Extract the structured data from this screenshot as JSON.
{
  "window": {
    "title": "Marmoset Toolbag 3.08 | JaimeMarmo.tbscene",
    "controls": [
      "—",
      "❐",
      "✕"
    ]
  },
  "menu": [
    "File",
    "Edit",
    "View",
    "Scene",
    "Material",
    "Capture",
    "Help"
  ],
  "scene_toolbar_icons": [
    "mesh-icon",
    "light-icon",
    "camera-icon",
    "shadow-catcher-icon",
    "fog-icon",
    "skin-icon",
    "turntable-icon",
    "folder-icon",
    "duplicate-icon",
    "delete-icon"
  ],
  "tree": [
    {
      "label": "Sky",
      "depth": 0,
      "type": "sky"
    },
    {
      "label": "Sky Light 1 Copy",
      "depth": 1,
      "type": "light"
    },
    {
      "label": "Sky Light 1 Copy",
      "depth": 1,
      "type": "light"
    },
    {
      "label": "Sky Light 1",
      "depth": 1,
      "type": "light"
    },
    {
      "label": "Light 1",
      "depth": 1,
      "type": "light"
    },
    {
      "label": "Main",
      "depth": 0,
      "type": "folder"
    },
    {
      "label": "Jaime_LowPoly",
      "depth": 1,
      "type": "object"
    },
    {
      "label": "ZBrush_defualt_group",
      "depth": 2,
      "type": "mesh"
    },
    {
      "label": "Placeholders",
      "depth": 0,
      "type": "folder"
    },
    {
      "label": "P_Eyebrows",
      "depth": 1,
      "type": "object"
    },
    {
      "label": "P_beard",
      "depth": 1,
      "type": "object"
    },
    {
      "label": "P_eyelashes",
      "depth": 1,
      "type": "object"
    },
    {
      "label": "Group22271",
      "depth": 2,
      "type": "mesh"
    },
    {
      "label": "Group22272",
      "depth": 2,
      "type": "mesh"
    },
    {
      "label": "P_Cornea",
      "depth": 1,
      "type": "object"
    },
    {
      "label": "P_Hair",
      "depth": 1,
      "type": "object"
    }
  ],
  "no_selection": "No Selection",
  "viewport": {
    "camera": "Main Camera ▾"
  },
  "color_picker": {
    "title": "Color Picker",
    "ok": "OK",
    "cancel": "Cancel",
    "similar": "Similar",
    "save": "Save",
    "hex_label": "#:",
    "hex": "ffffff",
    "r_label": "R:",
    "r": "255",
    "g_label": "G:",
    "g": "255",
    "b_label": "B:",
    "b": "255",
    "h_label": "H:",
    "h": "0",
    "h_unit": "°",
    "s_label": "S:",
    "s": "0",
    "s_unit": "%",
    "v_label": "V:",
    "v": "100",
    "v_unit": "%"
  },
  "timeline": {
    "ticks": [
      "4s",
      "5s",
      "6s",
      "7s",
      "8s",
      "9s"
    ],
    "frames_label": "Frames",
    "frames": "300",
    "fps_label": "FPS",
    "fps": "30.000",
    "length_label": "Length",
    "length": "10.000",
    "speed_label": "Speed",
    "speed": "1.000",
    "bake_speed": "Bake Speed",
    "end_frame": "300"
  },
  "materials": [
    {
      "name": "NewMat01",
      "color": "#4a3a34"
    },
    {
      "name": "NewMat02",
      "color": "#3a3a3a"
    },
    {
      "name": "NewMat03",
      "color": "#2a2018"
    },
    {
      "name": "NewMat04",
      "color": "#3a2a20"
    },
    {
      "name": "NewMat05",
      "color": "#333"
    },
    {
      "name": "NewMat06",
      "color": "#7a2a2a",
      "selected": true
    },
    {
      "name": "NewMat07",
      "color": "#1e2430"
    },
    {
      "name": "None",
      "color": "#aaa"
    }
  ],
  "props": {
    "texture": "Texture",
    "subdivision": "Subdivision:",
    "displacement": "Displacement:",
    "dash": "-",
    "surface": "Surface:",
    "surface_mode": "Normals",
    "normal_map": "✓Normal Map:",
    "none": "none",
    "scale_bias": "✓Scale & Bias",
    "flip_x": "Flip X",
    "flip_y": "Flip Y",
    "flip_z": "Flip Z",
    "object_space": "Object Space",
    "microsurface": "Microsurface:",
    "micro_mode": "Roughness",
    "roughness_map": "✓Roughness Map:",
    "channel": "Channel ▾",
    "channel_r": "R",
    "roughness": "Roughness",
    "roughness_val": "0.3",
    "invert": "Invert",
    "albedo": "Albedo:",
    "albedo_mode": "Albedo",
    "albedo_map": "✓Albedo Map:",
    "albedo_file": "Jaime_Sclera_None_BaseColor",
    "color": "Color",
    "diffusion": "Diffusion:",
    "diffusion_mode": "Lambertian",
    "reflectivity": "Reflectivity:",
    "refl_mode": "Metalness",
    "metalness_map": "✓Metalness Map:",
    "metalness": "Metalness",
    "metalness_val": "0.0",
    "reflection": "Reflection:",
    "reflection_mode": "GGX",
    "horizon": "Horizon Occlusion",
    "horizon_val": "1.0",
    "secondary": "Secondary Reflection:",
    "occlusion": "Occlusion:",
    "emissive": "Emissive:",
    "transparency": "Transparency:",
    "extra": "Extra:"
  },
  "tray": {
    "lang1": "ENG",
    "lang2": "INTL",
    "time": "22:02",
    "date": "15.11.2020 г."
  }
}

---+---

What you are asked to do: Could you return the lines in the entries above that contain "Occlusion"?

Answer to this problem:
    "horizon": "Horizon Occlusion",
    "occlusion": "Occlusion:",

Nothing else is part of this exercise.